Working on Nebulab
Nebulab, the company, is run by a group of 4 directors who handle all aspects of it: strategy, team building, sales, marketing, client retention and everything else that is not the day-to-day work of our team members. With so many aspects to cover and such a small management group, things can quickly become overwhelming if tasks are not prioritized correctly.
In July 2019, we completely revamped our approach to running Nebulab. We decided that we wanted to run the company like a product and adopted Scrum as our methodology. Today, all management work goes into Scrum sprints to be categorized, prioritized and executed.
We use Jira as our task management tool. For estimates, we use the excellent Planning Poker Jira add-on.
Our work is split by epics. We don’t use epics in the traditional way, but rather as a means to categorize and identify the goal each task is aimed at. In fact, each epic is a business goal for Nebulab.
Tasks that don’t fit into any of our epics probably don’t bring us closer to our goals, and should be either executed outside of the sprints or dropped entirely.
For a more detailed explanation of Scrum ceremonies, you can read the Scrum Guide.
The rest of this section will cover how we use Scrum at Nebulab specifically.
Our standard sprint duration is 4 weeks, Thursday to Thursday.
Every Thursday, we have a standup meeting. We meet over a video call and every member of the sprint answers the following questions:
- What have you done this week?
- What are you going to do next week?
- Any blockers impeding your progress?
That’s it, no discussion or comments allowed. If you want to discuss a member’s standup further, you can ping them on Slack and chat or schedule a follow-up call.
On the last day of the sprint, we hold a sprint retrospective, where we discuss how the sprint went, what challenges we faced and how we can do better for the future.
The retrospective is run by using our own version of the Six Thinking Hats methodology. The thinking hats force us to consider different angles of the topic we’re discussing.
At the end of the retrospective, the Scrum master summarizes the next steps and transforms them into Jira issues, which will then be prioritized along with the rest of the tasks.
After the retrospective, we run a sprint planning session.
The Scrum master chooses a name and outlines the goal of the new sprint, then goes through each issue on the backlog, sorted by priority, and decides - along with the team - which issues should be part of the sprint.
Once the issues have been chosen, they are weighted in a planning poker session. We use the Fibonacci scale, up to 13 (1, 2, 3, 5, 8, 13).

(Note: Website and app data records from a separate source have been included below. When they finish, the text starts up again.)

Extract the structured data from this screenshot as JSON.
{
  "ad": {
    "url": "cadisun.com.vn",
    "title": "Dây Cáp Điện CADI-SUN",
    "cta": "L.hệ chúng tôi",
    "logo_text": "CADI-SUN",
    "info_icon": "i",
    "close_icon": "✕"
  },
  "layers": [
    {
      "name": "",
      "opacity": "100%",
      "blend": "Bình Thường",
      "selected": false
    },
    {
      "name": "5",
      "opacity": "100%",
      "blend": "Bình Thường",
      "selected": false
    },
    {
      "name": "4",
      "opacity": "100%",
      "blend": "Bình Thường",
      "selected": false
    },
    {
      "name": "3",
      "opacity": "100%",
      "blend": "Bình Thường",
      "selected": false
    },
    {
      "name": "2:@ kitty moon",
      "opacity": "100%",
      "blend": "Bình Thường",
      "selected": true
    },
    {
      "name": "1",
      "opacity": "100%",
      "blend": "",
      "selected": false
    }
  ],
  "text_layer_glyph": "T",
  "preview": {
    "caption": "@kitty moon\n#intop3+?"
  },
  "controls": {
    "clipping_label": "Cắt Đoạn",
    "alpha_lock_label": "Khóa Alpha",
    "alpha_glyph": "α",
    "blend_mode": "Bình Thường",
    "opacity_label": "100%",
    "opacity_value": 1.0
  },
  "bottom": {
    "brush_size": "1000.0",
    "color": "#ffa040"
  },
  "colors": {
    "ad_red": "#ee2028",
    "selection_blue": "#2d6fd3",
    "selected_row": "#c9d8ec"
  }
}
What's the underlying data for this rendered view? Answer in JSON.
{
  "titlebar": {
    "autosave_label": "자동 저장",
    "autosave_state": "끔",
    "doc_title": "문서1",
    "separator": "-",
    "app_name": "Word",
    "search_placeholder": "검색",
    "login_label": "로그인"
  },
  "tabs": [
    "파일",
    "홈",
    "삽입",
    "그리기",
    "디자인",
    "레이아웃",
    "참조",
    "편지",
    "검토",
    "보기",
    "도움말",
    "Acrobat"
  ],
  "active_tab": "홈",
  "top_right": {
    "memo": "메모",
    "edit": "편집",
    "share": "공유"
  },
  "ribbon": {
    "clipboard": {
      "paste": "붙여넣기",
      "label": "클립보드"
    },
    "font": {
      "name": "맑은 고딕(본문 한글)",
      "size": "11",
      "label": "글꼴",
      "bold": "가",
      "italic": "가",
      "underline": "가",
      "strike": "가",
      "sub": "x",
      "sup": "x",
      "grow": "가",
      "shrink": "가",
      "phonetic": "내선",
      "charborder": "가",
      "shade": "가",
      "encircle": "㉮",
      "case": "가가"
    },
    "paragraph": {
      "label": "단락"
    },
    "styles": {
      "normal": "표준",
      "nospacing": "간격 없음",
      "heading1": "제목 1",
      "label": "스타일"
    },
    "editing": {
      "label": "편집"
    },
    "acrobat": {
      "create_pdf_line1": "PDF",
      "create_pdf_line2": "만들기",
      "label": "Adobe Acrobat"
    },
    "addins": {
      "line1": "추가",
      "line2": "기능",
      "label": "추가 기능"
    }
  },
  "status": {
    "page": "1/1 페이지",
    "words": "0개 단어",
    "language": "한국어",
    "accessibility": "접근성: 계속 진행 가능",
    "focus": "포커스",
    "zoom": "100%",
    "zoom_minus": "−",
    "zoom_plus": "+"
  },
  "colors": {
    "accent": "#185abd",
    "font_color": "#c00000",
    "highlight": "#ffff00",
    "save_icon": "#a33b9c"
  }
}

Once the issues have been moved into the sprint and weighted, the Scrum master starts the new sprint and work begins.
All members are free to add issues to the Jira board if they can be assigned to one of the epics/business goals.
We don’t have formal backlog grooming sessions: we understand that most of the issues in our Jira board will most likely never get done because they are not really important, and don’t want to waste time describing them and/or weighing them unnecessarily.
Instead, issues are only defined and weighed when they are put into a sprint.